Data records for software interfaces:
[Start of section]

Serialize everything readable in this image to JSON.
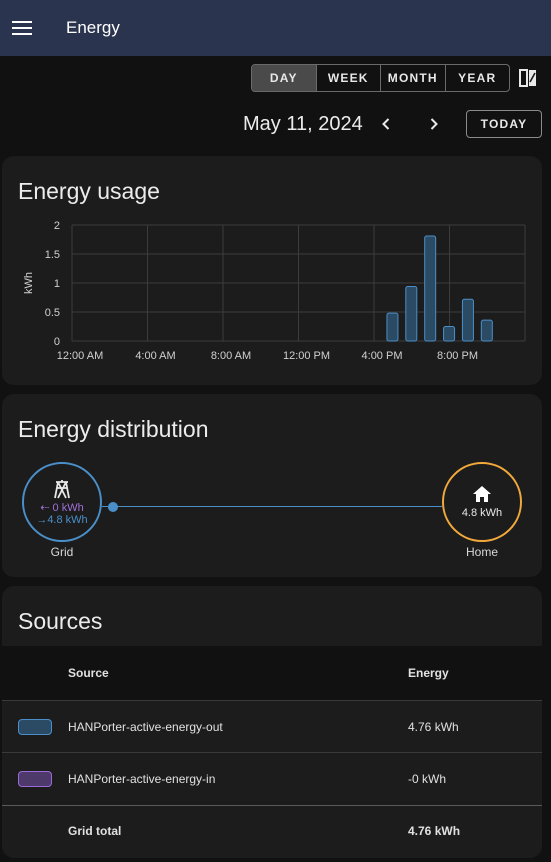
{
  "app": {
    "title": "Energy"
  },
  "period": {
    "options": [
      "DAY",
      "WEEK",
      "MONTH",
      "YEAR"
    ],
    "selected": "DAY"
  },
  "date": {
    "label": "May 11, 2024",
    "today_label": "TODAY"
  },
  "usage": {
    "title": "Energy usage",
    "chart_data": {
      "type": "bar",
      "title": "Energy usage",
      "ylabel": "kWh",
      "xlabel": "",
      "ylim": [
        0,
        2
      ],
      "yticks": [
        "0",
        "0.5",
        "1",
        "1.5",
        "2"
      ],
      "xtick_labels": [
        "12:00 AM",
        "4:00 AM",
        "8:00 AM",
        "12:00 PM",
        "4:00 PM",
        "8:00 PM"
      ],
      "categories": [
        "12:00 AM",
        "1:00 AM",
        "2:00 AM",
        "3:00 AM",
        "4:00 AM",
        "5:00 AM",
        "6:00 AM",
        "7:00 AM",
        "8:00 AM",
        "9:00 AM",
        "10:00 AM",
        "11:00 AM",
        "12:00 PM",
        "1:00 PM",
        "2:00 PM",
        "3:00 PM",
        "4:00 PM",
        "5:00 PM",
        "6:00 PM",
        "7:00 PM",
        "8:00 PM",
        "9:00 PM",
        "10:00 PM",
        "11:00 PM"
      ],
      "values": [
        0,
        0,
        0,
        0,
        0,
        0,
        0,
        0,
        0,
        0,
        0,
        0,
        0,
        0,
        0,
        0,
        0.48,
        0.94,
        1.81,
        0.25,
        0.72,
        0.36,
        0,
        0
      ],
      "grid": true,
      "color": "#4a8fc9"
    }
  },
  "distribution": {
    "title": "Energy distribution",
    "grid": {
      "label": "Grid",
      "in_value": "0 kWh",
      "out_value": "4.8 kWh"
    },
    "home": {
      "label": "Home",
      "value": "4.8 kWh"
    }
  },
  "sources": {
    "title": "Sources",
    "headers": {
      "source": "Source",
      "energy": "Energy"
    },
    "rows": [
      {
        "name": "HANPorter-active-energy-out",
        "energy": "4.76 kWh",
        "color": "#4a8fc9"
      },
      {
        "name": "HANPorter-active-energy-in",
        "energy": "-0 kWh",
        "color": "#9a6ad8"
      }
    ],
    "total": {
      "label": "Grid total",
      "energy": "4.76 kWh"
    }
  }
}
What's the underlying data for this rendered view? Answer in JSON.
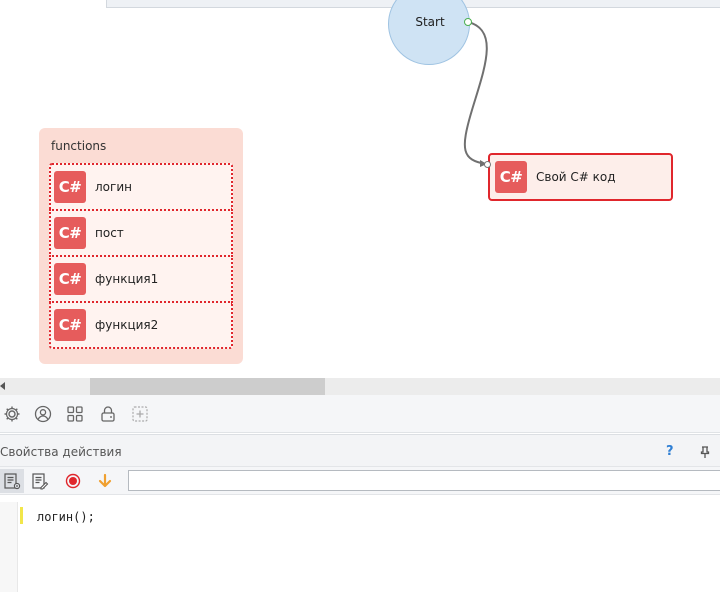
{
  "canvas": {
    "start_node": {
      "label": "Start"
    },
    "action_node": {
      "badge": "C#",
      "label": "Свой C# код"
    },
    "functions_group": {
      "title": "functions",
      "items": [
        {
          "badge": "C#",
          "label": "логин"
        },
        {
          "badge": "C#",
          "label": "пост"
        },
        {
          "badge": "C#",
          "label": "функция1"
        },
        {
          "badge": "C#",
          "label": "функция2"
        }
      ]
    }
  },
  "toolbar": {
    "icons": [
      "settings-icon",
      "user-icon",
      "grid-icon",
      "lock-icon",
      "add-icon"
    ]
  },
  "properties": {
    "title": "Свойства действия",
    "help_label": "?",
    "toolbar_icons": [
      "code-settings-icon",
      "edit-code-icon",
      "record-icon",
      "arrow-down-icon"
    ],
    "input_value": "",
    "code": "логин();"
  },
  "colors": {
    "accent_red": "#e0262c",
    "badge_red": "#e65c5c",
    "start_blue": "#cfe3f4",
    "group_bg": "#fbdcd4",
    "help_blue": "#2f7fd4"
  }
}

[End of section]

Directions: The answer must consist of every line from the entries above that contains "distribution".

Answer to the problem:
  "distribution": {
    "title": "Energy distribution",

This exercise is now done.